■ **Task item**: Scan the entries below for the word "this" and copy every line where it turns up.

[Exercise materials Boundary: Start]

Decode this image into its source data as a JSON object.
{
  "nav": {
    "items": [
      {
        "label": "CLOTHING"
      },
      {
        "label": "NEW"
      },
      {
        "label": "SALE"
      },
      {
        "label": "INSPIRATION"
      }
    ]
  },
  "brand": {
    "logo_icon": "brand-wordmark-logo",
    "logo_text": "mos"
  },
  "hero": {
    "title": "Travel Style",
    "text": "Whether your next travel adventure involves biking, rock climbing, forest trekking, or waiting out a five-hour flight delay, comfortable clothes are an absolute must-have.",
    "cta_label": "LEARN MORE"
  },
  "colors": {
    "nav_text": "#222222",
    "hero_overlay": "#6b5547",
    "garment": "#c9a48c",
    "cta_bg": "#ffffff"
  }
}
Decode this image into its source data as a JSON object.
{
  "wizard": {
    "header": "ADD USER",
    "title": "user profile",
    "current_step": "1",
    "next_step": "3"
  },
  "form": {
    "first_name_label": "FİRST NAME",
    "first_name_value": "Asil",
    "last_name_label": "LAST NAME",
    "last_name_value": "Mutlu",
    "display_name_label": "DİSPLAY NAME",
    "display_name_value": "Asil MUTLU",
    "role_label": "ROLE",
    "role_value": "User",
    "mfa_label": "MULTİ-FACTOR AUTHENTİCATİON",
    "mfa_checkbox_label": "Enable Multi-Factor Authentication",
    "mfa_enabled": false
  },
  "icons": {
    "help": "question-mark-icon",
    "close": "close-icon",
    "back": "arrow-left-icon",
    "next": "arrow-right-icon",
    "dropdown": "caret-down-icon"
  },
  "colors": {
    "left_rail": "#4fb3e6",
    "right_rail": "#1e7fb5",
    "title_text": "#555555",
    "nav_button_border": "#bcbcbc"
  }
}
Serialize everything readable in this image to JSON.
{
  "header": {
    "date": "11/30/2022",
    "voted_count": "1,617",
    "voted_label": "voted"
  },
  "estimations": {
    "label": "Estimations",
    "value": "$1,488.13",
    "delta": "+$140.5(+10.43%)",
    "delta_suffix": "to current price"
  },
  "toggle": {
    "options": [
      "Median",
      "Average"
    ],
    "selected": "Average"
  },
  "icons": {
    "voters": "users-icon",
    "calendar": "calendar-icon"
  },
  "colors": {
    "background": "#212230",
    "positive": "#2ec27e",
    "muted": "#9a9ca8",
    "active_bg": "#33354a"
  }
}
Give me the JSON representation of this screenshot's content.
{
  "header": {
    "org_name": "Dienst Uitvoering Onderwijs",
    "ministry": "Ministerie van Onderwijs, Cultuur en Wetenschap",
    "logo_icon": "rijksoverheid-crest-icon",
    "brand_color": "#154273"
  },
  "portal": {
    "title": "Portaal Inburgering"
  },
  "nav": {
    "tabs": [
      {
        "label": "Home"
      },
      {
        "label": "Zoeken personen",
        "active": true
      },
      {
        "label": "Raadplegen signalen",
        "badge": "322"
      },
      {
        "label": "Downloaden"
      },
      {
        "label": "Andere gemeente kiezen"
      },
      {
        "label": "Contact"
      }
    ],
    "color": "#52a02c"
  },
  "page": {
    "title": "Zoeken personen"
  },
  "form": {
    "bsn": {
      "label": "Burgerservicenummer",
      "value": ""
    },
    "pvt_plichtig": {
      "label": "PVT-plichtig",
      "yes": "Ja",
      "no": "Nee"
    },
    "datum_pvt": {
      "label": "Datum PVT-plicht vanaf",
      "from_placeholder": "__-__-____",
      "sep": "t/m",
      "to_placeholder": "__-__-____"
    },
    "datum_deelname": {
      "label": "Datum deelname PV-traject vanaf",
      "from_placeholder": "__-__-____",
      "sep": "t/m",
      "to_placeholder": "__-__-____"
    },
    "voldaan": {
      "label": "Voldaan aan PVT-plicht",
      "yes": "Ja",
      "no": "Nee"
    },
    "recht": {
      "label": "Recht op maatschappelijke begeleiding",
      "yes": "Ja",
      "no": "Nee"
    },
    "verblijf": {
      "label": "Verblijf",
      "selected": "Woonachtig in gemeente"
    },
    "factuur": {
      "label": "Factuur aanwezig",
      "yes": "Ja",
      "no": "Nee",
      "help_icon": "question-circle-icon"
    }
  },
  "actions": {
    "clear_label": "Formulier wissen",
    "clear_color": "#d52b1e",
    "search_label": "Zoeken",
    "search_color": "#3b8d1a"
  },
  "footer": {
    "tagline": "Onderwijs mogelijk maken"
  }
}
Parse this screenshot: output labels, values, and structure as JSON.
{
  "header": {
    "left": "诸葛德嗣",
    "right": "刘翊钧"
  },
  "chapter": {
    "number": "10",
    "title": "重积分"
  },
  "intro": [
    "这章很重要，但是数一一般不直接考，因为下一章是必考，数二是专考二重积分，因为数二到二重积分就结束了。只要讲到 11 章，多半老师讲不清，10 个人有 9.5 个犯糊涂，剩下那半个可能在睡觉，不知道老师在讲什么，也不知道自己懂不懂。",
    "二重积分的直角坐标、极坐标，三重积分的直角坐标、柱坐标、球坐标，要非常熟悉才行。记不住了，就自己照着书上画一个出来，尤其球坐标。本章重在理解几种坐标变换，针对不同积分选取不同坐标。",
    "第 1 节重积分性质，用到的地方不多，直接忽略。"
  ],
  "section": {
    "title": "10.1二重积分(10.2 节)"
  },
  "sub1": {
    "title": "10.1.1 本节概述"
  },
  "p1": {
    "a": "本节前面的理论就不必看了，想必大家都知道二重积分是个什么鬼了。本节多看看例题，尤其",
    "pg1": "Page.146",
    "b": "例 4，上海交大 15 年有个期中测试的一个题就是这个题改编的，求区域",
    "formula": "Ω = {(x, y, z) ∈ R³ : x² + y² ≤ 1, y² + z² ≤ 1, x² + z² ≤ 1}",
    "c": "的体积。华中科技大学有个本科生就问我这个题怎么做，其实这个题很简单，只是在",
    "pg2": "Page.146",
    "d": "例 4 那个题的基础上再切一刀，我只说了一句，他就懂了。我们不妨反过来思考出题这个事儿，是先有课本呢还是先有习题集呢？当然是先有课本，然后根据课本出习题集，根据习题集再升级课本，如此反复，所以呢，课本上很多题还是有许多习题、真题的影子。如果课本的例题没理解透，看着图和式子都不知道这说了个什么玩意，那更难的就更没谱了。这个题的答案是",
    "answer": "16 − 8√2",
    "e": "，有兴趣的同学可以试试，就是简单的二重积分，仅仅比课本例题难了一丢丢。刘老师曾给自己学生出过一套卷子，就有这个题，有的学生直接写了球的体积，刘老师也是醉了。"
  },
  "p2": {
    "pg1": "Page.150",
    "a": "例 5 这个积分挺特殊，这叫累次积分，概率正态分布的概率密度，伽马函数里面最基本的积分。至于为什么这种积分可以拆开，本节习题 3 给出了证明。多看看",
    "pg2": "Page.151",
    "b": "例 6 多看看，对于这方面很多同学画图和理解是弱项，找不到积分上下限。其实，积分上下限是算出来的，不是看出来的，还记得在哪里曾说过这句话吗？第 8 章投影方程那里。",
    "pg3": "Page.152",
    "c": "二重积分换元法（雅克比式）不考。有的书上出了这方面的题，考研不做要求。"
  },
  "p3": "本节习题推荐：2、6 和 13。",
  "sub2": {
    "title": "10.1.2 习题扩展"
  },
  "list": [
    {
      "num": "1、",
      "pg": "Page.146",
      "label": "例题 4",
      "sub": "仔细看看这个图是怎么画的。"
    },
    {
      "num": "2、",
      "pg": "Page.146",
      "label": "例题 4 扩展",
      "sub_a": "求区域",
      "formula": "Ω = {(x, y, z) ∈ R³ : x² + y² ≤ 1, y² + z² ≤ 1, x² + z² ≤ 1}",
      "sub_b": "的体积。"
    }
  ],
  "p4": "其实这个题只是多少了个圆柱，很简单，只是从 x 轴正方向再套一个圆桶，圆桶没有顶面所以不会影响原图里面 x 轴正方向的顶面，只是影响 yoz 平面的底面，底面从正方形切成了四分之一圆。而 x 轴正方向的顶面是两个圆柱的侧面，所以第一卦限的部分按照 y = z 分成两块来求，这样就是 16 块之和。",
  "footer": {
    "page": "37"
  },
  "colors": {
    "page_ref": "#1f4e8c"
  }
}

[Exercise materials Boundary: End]

■ **Response**:
Decode this image into its source data as a JSON object.
Decode this image into its source data as a JSON object.
Serialize everything readable in this image to JSON.
Give me the JSON representation of this screenshot's content.
Parse this screenshot: output labels, values, and structure as JSON.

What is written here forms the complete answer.